Patients with mild and moderate baseline renal insufficiency, improvement begins by day 7-14, but continues through day 60. Despite significantly different (p 5 0.0001) baseline Cr, by day 60 there is no difference in Cr between the group with mild (1.5 !5 Cr ! 2.2) and moderate (Cr O5 2.2) renal dysfunction (p 5 0.59).
146 144 Renal and Hepatic Function Improve in Advanced Heart Failure Patients during Continuous Flow Support with the HeartMate II LVAD Stuart D. Russell1, David B. Dyke2, Juan M. Aranda3, Andrew J. Boyle4, Joseph G. Rogers5, David J. Farrar6, John V. Conte1, HeartMate II Investigators; 1Medicine and Surgery, Johns Hopkins Hospital, Baltimore, MD; 2Medicine, University of Michigan, Ann Arbor, MI; 3Medicine, University of Florida, Gainesville, FL; 4 Medicine, University of Minnesota, Minneapolis, MN; 5Medicine, Duke University, Durham, NC; 6Thoratec Corporation, Pleasanton, CA Introduction: The effects of continuous flow left ventricular assist devices (LVADs) and reduced pulsatility on major organ function has not been studied in detail in

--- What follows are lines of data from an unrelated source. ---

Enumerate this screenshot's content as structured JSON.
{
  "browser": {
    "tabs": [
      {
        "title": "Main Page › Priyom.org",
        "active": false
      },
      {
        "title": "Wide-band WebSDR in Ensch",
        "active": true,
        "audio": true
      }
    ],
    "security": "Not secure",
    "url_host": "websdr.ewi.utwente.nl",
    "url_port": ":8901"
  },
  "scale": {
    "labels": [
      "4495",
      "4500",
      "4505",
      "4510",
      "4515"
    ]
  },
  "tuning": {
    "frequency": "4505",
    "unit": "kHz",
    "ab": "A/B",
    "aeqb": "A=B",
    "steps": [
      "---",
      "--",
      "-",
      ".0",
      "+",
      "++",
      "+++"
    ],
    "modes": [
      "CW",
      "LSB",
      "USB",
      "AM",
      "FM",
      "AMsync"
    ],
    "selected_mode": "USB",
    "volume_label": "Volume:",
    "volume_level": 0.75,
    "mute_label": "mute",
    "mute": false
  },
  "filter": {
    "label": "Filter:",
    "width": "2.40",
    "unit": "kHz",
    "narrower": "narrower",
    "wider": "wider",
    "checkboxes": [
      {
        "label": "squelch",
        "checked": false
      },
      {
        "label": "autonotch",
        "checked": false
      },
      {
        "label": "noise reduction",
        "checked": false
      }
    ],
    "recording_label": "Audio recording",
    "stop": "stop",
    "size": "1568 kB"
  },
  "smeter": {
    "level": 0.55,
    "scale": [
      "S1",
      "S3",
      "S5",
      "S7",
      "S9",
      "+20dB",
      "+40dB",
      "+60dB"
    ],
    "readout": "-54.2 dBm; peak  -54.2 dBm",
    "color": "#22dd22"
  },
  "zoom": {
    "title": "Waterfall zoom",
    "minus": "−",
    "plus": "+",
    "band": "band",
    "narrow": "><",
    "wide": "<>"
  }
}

Non-Invasive Output Measurement of Cardiac Assist Devices Using Quantitative Contrast Doppler Echocardiography Karl Q. Schwarz1, Xucai Chen1, Sherry Steinmetz1, William Hallinan1, David Farrar2, H. Todd Massey1, Leway Chen1, Sridevi Ramamurthi1; 1Cardiology Division, University of Rochester, Rochester, NY; 2Thoratec Corporation, Pleasanton, CA Background: Many implantable ventricular assist devices (VADs) that are currently clinically available have no direct measurement of pump output; instead they estimate output using calculations based on indirect measures, such as power consumed and pump speed, or VAD rate and stroke volume. The hypothesis tested in this protocol is that quantitative contrast Doppler echocardiography can be used to accurately measure the output of VAD devices compared to independent flow measurements.